Immunity to livestock diseases can be studied directly in the target animal, but its elucidation is often constrained by the lack of major histocompatibility complex (MHC)-defined animals. To address this issue, we have established an MHC-defined sheep resource flock generated around four diverse MHC haplotypes. Initial characterisation of the repertoire of transcribed MHC class I genes identified three class I transcripts associated with each haplotype. Nucleotide sequence, transcript abundance and phylogenetic analysis indicated that they represent alleles at up to four polymorphic loci that vary in number between the different haplotypes. The functional significance of each of these genes is evaluated here using complementary molecular genetic and proteomic approaches. We determine which genes give rise to proteins that localise to the surface of transfected cells. In addition, we provide data to support the generation of expressed products, based on immunoprecipitation of class I products from animals homozygous for each of the four MHC haplotypes followed by matrix-assisted laser desorption/ionization time-of-flight mass spectrometry. This provides a clearer picture of the number of MHC class I loci in sheep and allows more rational prediction of their classical (class Ia) or non-classical (class Ib) nature.
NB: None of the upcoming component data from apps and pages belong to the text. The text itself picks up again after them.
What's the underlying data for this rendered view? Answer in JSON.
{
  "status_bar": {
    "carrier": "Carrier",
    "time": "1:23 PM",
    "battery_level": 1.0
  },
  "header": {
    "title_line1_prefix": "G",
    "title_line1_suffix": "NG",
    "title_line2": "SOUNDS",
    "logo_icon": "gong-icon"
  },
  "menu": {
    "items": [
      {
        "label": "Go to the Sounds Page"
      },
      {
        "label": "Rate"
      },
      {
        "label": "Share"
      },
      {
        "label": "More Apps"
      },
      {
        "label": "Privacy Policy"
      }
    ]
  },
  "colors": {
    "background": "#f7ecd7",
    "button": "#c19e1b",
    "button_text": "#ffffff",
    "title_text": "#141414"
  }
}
On the basis of the cellular localisation, phylogenetic and transcriptional analyses, we propose that the ovine MHC comprises a minimum of eight class I loci, with considerable variation between haplotypes.